Surgical methods have evolved tremendously over time and much newer safer and better surgical methods have arrived which have increased the quality of life for a surgical patient; laparoscopic surgery is one of them. It is also known as minimally invasive surgery. Laparoscopic surgery is performed for the operations of the abdomen with 6 to 12 inch long cuts. That’s why, it’s sometimes called keyhole surgery. As the name suggests this process have a laparoscope, a lean slender shaped tool with tiny video camera and light on the tip. With few millimeters long small incisions, the surgeon inserts different instruments, including the laparoscope through the abdominal wall, and performs the surgery while visualizing it on a video screen. Laparoscopic surgery is used for many surgeries. It has the advantages of less pain, less cutting of skin and tissue, fewer wound complications, quicker post-operative recovery, and shorter duration of hospital stay. The surgeons can perform laparoscopic procedures in many illnesses today, some of them being:

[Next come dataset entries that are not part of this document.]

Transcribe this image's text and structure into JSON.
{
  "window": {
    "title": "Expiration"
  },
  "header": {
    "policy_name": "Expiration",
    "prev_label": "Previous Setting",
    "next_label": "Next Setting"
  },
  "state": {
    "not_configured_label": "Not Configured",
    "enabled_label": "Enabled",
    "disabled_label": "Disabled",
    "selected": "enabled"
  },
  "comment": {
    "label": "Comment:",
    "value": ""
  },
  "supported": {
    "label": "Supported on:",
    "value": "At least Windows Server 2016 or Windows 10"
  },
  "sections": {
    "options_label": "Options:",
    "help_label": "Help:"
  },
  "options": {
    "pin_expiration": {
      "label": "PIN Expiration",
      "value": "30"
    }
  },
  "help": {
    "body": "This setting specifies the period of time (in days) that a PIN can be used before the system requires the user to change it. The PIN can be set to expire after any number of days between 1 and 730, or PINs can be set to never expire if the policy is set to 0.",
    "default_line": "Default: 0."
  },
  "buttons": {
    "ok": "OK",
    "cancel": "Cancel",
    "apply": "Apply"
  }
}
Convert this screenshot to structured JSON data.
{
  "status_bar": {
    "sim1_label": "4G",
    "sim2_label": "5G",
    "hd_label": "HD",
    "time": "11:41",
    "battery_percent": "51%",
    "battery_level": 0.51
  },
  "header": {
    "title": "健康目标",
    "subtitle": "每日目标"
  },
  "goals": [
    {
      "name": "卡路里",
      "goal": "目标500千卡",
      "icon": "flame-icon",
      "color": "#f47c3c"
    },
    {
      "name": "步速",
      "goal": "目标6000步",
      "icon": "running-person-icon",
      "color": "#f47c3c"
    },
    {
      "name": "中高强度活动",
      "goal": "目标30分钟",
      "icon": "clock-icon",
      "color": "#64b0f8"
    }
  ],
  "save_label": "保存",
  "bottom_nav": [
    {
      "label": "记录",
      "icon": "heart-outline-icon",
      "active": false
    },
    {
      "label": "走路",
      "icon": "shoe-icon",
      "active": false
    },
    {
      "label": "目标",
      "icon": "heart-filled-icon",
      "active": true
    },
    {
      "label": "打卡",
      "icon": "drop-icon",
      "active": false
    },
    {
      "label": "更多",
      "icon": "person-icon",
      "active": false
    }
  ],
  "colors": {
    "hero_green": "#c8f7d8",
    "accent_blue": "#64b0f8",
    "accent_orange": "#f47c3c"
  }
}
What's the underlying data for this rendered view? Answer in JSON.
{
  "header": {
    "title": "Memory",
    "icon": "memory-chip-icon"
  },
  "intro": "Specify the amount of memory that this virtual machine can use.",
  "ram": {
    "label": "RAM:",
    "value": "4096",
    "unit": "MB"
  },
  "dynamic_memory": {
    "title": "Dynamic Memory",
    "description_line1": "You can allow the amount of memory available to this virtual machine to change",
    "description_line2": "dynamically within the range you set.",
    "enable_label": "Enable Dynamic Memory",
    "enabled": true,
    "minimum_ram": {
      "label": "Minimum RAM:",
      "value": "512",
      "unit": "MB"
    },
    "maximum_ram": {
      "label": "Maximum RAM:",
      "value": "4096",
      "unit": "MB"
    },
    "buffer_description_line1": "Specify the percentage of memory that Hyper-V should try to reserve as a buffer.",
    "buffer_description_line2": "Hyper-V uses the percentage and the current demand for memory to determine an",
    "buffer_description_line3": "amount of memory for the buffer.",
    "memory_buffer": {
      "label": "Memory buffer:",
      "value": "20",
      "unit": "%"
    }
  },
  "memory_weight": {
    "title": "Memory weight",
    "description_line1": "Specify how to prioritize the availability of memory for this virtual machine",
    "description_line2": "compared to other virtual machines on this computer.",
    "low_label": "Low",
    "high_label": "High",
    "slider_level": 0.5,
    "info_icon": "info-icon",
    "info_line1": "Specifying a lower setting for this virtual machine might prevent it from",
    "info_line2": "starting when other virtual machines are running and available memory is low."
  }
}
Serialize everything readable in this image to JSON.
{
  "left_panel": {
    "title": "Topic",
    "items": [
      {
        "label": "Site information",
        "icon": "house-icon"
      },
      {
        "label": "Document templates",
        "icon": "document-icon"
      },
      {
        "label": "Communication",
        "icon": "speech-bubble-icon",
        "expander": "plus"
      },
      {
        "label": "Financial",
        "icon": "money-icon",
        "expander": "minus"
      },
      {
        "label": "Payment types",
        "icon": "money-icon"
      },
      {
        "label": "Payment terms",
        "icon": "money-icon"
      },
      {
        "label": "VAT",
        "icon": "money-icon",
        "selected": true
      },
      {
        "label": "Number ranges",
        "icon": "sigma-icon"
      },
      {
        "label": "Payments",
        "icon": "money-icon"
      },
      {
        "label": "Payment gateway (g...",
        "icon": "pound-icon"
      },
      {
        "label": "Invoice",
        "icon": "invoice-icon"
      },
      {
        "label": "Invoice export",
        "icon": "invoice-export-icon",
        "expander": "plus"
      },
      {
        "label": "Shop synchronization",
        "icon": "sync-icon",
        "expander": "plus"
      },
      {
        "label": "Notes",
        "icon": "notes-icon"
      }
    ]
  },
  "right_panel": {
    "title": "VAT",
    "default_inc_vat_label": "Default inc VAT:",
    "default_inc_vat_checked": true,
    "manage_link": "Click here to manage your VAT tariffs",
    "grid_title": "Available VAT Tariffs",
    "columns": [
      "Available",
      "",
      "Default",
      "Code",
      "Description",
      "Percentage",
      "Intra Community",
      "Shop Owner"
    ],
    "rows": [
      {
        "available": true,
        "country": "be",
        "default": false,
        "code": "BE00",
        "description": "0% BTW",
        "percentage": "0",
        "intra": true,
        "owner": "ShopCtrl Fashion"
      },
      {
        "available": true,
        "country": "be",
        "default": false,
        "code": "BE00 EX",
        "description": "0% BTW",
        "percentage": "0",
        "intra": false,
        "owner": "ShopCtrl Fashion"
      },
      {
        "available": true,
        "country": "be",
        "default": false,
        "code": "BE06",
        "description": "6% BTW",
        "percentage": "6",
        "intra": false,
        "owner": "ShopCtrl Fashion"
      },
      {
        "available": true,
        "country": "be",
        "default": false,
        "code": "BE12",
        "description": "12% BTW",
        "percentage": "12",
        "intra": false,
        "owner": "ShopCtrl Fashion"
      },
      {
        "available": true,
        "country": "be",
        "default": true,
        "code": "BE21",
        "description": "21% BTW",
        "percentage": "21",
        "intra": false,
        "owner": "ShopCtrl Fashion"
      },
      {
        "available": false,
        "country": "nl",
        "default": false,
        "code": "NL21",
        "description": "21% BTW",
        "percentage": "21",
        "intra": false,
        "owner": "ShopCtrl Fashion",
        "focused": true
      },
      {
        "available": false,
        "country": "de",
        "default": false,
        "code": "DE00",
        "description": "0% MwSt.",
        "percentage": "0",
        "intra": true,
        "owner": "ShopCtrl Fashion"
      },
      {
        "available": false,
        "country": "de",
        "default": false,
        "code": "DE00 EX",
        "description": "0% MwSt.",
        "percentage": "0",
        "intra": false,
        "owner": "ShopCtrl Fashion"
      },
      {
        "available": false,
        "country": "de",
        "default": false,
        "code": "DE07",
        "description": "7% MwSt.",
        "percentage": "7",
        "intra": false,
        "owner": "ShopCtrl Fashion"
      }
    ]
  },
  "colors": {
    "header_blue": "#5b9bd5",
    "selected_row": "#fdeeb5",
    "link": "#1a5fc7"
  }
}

- Abdominal surgeries to treat appendicitis, Crohn’s disease, Duodenal Perforation, Ulcerative Colitis, Diverticulitis, Cancer, Rectal Prolapsed, and Chronic Constipation.
- Gallbladder procedures.
- Gynaecologic surgeries such as hysterectomies.
- Hernia surgeries.
Benefits of Laparoscopic surgery:
There are several advantages of laparoscopic surgery in comparison to the previous old fashioned surgeries methods.
- Very small scars.
- Stay for fewer days in the hospital (in traditional methods, the recovery time of a patient was 4 to 8 weeks and hospital stay was of 1 or more than a week, but in laparoscopic surgery, recovery time is 2 to 3 weeks and hospital stay is of only 2 nights).
- Less tissue cutting.
- Less pain while scar heals – lesser use of pain medications.
- Get back to normal life sooner.
- Quick healing as the scar is small.
- As exposure of internal organs gets reduced for external contaminants, hence the risk of infections reduced.
Disadvantages of Laparoscopic surgery:
Although laparoscopic surgery is of great advantage for a patient, there are few disadvantages too which are as follows:
- The surgeon has a limited range of movement from a tiny invasion hole.
- Poor depth perception.
- The surgeon has difficulty feeling tissue, hence unable to judge the force needs to be applied.
- It is a non-intuitive motor skill that is difficult to learn.
Risks of Laparoscopic surgery:
Some of the risks are as follows:
- The most severe risk is Trocar injuries, which occur during insertion into the abdominal cavity. This type of injury includes abdominal wall hematoma, umbilical hernia, umbilical wound infections, etc.
- People having low BMI or history of prior abdominal surgeries is more prone to such injuries. These injuries are life-threatening.
- Sometimes, few surgeons work with electrodes that leak current into the surrounding tissues and give electrical burn that leads to peritonitis.
- Due to increased exposure to cold, dry gases during insufflation, there is a risk of hypothermia and peritoneal trauma. Surgical humidification therapy is being used to reduce insufflations with the use of heated and humidified Carbon Dioxide (CO2).
- Many patients with pulmonary disorders cannot tolerate gas in the abdominal cavity (pneumoperitoneum), due to which surgeons have to change the mode of surgery means initially, they were starting from a laparoscopy and later on shift to open surgery.
- Coagulation disorder and dense adhesions of previous abdominal surgery may add risk to laparoscopic surgery.
In many situations nowadays, Laparoscopy has become part of the Diagnostic workup for a definitive diagnosis of the problem. Some of the examples are:
- Pain abdomen in which all other modalities of investigations have failed to do a definitive diagnosis.
- Trauma patients in which the source of bleeding could not be identified.
- Problems related to intestines sometimes needs a diagnostic laparoscopy to find out the exact cause.
- In many Intra-abdominal malignancies, it is used for proper staging of the disease.